But the law, which extends the statute of limitations for older abuse claims, wasn’t written to respond exclusively to clergy abuse. And the Catholic Church hasn’t been the only target of lawsuits aimed at shedding light on a hidden past. Boy Scout organizations are also grappling with accusations of child molestation.
McDonough decided to use the law to sue the Boy Scouts of America and one of its local affiliates, the Northern Star Council. At least 16 lawsuits are pending in Minnesota against the Boy Scouts, including McDonough’s civil action. Most target the Northern Star Council. Three other lawsuits list another council as a defendant. At least 12 additional suits are expected to be filed before the law’s May 25 deadline….
McDonough’s suit seeks at least $50,000 from the Scouts. The Northern Star Council, which represent troops in 21 Minnesota counties and four counties in western Wisconsin, declined to talk about abuse suits filed by McDonough and others….
One of McDonough’s lawyers, Peter Janci, won a $19.9 million verdict against the Boy Scouts in 2010 in Portland, Ore. Janci says that when it comes to sexual abuse against children, the Boy Scouts have some things in common with the Roman Catholic Church.
“They both involve organizations that really believe in their mission. At times, that has led to them to make decisions where they put reputation of the organization above safety and health of individuals,” he said.
In the case of the Boy Scouts of America, that included the creation of what it called “ineligible volunteer” files, Janci said. When the Scouts learned that a volunteer had sexually molested or raped a child, it often created a file so it could bar that person from volunteering in another city or state.

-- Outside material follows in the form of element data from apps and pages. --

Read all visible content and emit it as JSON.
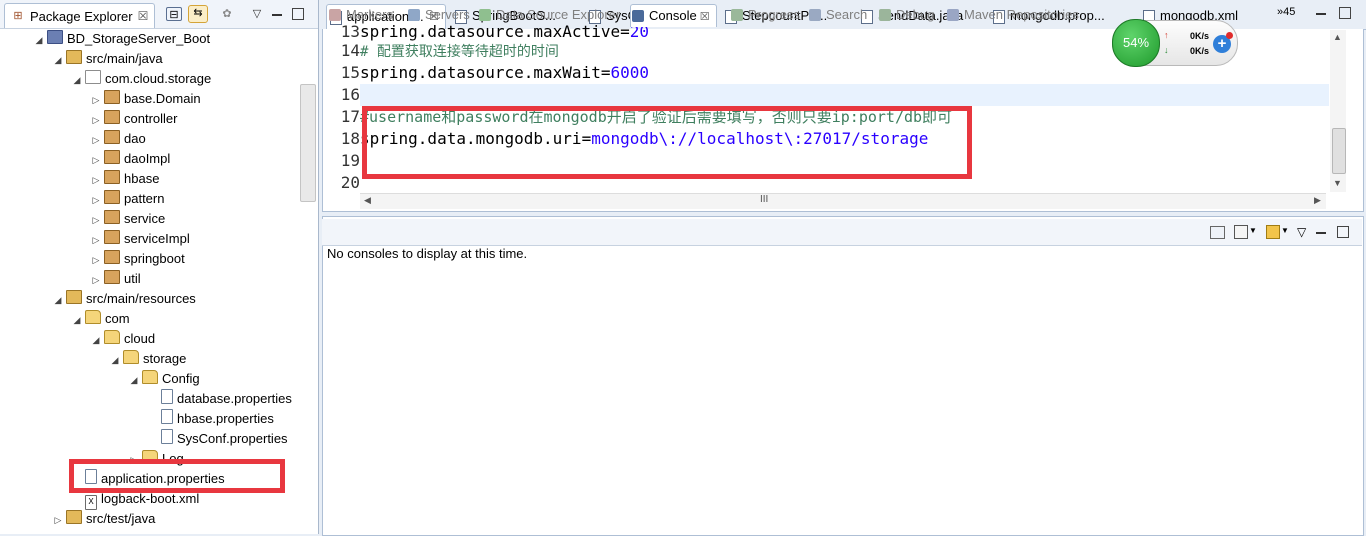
{
  "package_explorer": {
    "title": "Package Explorer",
    "close": "☒",
    "tree": [
      {
        "label": "BD_StorageServer_Boot",
        "icon": "project-icon",
        "twisty": "◢",
        "indent": 0
      },
      {
        "label": "src/main/java",
        "icon": "source-folder-icon",
        "twisty": "◢",
        "indent": 1
      },
      {
        "label": "com.cloud.storage",
        "icon": "package-empty-icon",
        "twisty": "◢",
        "indent": 2
      },
      {
        "label": "base.Domain",
        "icon": "package-icon",
        "twisty": "▷",
        "indent": 3
      },
      {
        "label": "controller",
        "icon": "package-icon",
        "twisty": "▷",
        "indent": 3
      },
      {
        "label": "dao",
        "icon": "package-icon",
        "twisty": "▷",
        "indent": 3
      },
      {
        "label": "daoImpl",
        "icon": "package-icon",
        "twisty": "▷",
        "indent": 3
      },
      {
        "label": "hbase",
        "icon": "package-icon",
        "twisty": "▷",
        "indent": 3
      },
      {
        "label": "pattern",
        "icon": "package-icon",
        "twisty": "▷",
        "indent": 3
      },
      {
        "label": "service",
        "icon": "package-icon",
        "twisty": "▷",
        "indent": 3
      },
      {
        "label": "serviceImpl",
        "icon": "package-icon",
        "twisty": "▷",
        "indent": 3
      },
      {
        "label": "springboot",
        "icon": "package-icon",
        "twisty": "▷",
        "indent": 3
      },
      {
        "label": "util",
        "icon": "package-icon",
        "twisty": "▷",
        "indent": 3
      },
      {
        "label": "src/main/resources",
        "icon": "source-folder-icon",
        "twisty": "◢",
        "indent": 1
      },
      {
        "label": "com",
        "icon": "folder-icon",
        "twisty": "◢",
        "indent": 2
      },
      {
        "label": "cloud",
        "icon": "folder-icon",
        "twisty": "◢",
        "indent": 3
      },
      {
        "label": "storage",
        "icon": "folder-icon",
        "twisty": "◢",
        "indent": 4
      },
      {
        "label": "Config",
        "icon": "folder-icon",
        "twisty": "◢",
        "indent": 5
      },
      {
        "label": "database.properties",
        "icon": "file-icon",
        "twisty": "",
        "indent": 6
      },
      {
        "label": "hbase.properties",
        "icon": "file-icon",
        "twisty": "",
        "indent": 6
      },
      {
        "label": "SysConf.properties",
        "icon": "file-icon",
        "twisty": "",
        "indent": 6
      },
      {
        "label": "Log",
        "icon": "folder-icon",
        "twisty": "▷",
        "indent": 5
      },
      {
        "label": "application.properties",
        "icon": "file-icon",
        "twisty": "",
        "indent": 2
      },
      {
        "label": "logback-boot.xml",
        "icon": "xml-file-icon",
        "twisty": "",
        "indent": 2
      },
      {
        "label": "src/test/java",
        "icon": "source-folder-icon",
        "twisty": "▷",
        "indent": 1
      }
    ]
  },
  "editor": {
    "tabs": [
      {
        "label": "application....",
        "active": true
      },
      {
        "label": "SpringBootS..."
      },
      {
        "label": "SysConf.prop..."
      },
      {
        "label": "StepcountPa..."
      },
      {
        "label": "SendData.java"
      },
      {
        "label": "mongodb.prop..."
      },
      {
        "label": "mongodb.xml"
      }
    ],
    "overflow": "»45",
    "lines": [
      {
        "num": "13",
        "key": "spring.datasource.maxActive",
        "eq": "=",
        "value": "20",
        "comment": ""
      },
      {
        "num": "14",
        "key": "",
        "eq": "",
        "value": "",
        "comment": "# 配置获取连接等待超时的时间"
      },
      {
        "num": "15",
        "key": "spring.datasource.maxWait",
        "eq": "=",
        "value": "6000",
        "comment": ""
      },
      {
        "num": "16",
        "key": "",
        "eq": "",
        "value": "",
        "comment": ""
      },
      {
        "num": "17",
        "key": "",
        "eq": "",
        "value": "",
        "comment": "#username和password在mongodb开启了验证后需要填写，否则只要ip:port/db即可"
      },
      {
        "num": "18",
        "key": "spring.data.mongodb.uri",
        "eq": "=",
        "value": "mongodb\\://localhost\\:27017/storage",
        "comment": ""
      },
      {
        "num": "19",
        "key": "",
        "eq": "",
        "value": "",
        "comment": ""
      },
      {
        "num": "20",
        "key": "",
        "eq": "",
        "value": "",
        "comment": ""
      }
    ],
    "hscroll_grip": "III"
  },
  "speed_widget": {
    "percent": "54%",
    "upload": "0K/s",
    "download": "0K/s"
  },
  "bottom_panel": {
    "tabs": [
      {
        "label": "Markers",
        "icon": "markers-icon"
      },
      {
        "label": "Servers",
        "icon": "servers-icon"
      },
      {
        "label": "Data Source Explorer",
        "icon": "data-source-icon"
      },
      {
        "label": "Console",
        "icon": "console-icon",
        "active": true
      },
      {
        "label": "Progress",
        "icon": "progress-icon"
      },
      {
        "label": "Search",
        "icon": "search-icon"
      },
      {
        "label": "Debug",
        "icon": "debug-icon"
      },
      {
        "label": "Maven Repositories",
        "icon": "maven-icon"
      }
    ],
    "console_message": "No consoles to display at this time."
  },
  "colors": {
    "highlight_box": "#e8373f",
    "comment": "#3f7f5f",
    "string_value": "#2a00ff"
  }
}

Between 1955 and 1984, the Boy Scouts of America created 1,300 of these files. A judge ordered those files released, with some information redacted, after the Portland trial.
A small percentage of the “ineligible volunteer” files were atheists or homosexuals. The Scouts barred gay men and lesbians from the organization until just recently. But the vast majority of files focused on sexual molestation. They became known as the “Perversion Files.”
The Boy Scouts has been keeping secret tabs on suspected abusers since the 1920s, but it didn’t routinely report those people to police. The organization began requiring “mandatory reporting of suspected abuse” in 2011….